● Website and app data records
+-------+

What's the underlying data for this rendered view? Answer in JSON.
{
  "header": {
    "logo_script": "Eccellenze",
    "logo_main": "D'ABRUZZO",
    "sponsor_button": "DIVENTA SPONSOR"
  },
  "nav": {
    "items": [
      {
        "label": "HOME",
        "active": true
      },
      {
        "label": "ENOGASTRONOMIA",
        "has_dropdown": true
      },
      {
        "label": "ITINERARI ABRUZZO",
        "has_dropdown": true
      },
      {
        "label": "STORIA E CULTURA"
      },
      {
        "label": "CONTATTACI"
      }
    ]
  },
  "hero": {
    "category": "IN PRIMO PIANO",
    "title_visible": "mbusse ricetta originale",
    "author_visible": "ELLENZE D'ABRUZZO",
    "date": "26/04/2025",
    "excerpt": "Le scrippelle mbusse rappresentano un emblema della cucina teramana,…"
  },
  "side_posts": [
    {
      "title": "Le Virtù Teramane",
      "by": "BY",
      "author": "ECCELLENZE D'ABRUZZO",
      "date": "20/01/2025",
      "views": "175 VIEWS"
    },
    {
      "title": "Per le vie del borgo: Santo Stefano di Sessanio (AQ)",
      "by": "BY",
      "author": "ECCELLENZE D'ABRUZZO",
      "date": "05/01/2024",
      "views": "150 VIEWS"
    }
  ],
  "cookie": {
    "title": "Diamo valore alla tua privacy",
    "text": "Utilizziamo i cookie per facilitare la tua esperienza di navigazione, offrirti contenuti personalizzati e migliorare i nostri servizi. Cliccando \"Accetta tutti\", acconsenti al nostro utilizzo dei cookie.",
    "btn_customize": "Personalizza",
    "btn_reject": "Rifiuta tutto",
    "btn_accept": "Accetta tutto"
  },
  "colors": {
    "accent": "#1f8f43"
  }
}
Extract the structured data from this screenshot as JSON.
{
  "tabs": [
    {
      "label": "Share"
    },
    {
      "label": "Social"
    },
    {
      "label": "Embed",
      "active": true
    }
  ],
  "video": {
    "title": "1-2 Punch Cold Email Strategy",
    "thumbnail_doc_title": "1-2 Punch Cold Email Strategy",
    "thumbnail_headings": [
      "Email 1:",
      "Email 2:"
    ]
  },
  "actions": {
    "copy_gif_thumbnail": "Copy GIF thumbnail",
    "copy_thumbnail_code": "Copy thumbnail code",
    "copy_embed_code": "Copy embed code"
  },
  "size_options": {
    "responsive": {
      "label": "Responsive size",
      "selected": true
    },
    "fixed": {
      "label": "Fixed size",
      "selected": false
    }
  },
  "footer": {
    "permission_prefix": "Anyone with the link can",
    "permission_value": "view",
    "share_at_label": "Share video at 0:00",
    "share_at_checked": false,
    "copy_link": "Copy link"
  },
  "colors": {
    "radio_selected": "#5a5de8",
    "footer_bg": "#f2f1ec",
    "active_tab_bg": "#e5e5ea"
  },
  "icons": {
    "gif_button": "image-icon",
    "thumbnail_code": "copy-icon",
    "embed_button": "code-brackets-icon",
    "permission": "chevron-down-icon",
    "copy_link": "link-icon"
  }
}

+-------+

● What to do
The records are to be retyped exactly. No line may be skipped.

● The completed task
What's the underlying data for this rendered view? Answer in JSON.
{
  "header": {
    "logo_script": "Eccellenze",
    "logo_main": "D'ABRUZZO",
    "sponsor_button": "DIVENTA SPONSOR"
  },
  "nav": {
    "items": [
      {
        "label": "HOME",
        "active": true
      },
      {
        "label": "ENOGASTRONOMIA",
        "has_dropdown": true
      },
      {
        "label": "ITINERARI ABRUZZO",
        "has_dropdown": true
      },
      {
        "label": "STORIA E CULTURA"
      },
      {
        "label": "CONTATTACI"
      }
    ]
  },
  "hero": {
    "category": "IN PRIMO PIANO",
    "title_visible": "mbusse ricetta originale",
    "author_visible": "ELLENZE D'ABRUZZO",
    "date": "26/04/2025",
    "excerpt": "Le scrippelle mbusse rappresentano un emblema della cucina teramana,…"
  },
  "side_posts": [
    {
      "title": "Le Virtù Teramane",
      "by": "BY",
      "author": "ECCELLENZE D'ABRUZZO",
      "date": "20/01/2025",
      "views": "175 VIEWS"
    },
    {
      "title": "Per le vie del borgo: Santo Stefano di Sessanio (AQ)",
      "by": "BY",
      "author": "ECCELLENZE D'ABRUZZO",
      "date": "05/01/2024",
      "views": "150 VIEWS"
    }
  ],
  "cookie": {
    "title": "Diamo valore alla tua privacy",
    "text": "Utilizziamo i cookie per facilitare la tua esperienza di navigazione, offrirti contenuti personalizzati e migliorare i nostri servizi. Cliccando \"Accetta tutti\", acconsenti al nostro utilizzo dei cookie.",
    "btn_customize": "Personalizza",
    "btn_reject": "Rifiuta tutto",
    "btn_accept": "Accetta tutto"
  },
  "colors": {
    "accent": "#1f8f43"
  }
}
Extract the structured data from this screenshot as JSON.
{
  "tabs": [
    {
      "label": "Share"
    },
    {
      "label": "Social"
    },
    {
      "label": "Embed",
      "active": true
    }
  ],
  "video": {
    "title": "1-2 Punch Cold Email Strategy",
    "thumbnail_doc_title": "1-2 Punch Cold Email Strategy",
    "thumbnail_headings": [
      "Email 1:",
      "Email 2:"
    ]
  },
  "actions": {
    "copy_gif_thumbnail": "Copy GIF thumbnail",
    "copy_thumbnail_code": "Copy thumbnail code",
    "copy_embed_code": "Copy embed code"
  },
  "size_options": {
    "responsive": {
      "label": "Responsive size",
      "selected": true
    },
    "fixed": {
      "label": "Fixed size",
      "selected": false
    }
  },
  "footer": {
    "permission_prefix": "Anyone with the link can",
    "permission_value": "view",
    "share_at_label": "Share video at 0:00",
    "share_at_checked": false,
    "copy_link": "Copy link"
  },
  "colors": {
    "radio_selected": "#5a5de8",
    "footer_bg": "#f2f1ec",
    "active_tab_bg": "#e5e5ea"
  },
  "icons": {
    "gif_button": "image-icon",
    "thumbnail_code": "copy-icon",
    "embed_button": "code-brackets-icon",
    "permission": "chevron-down-icon",
    "copy_link": "link-icon"
  }
}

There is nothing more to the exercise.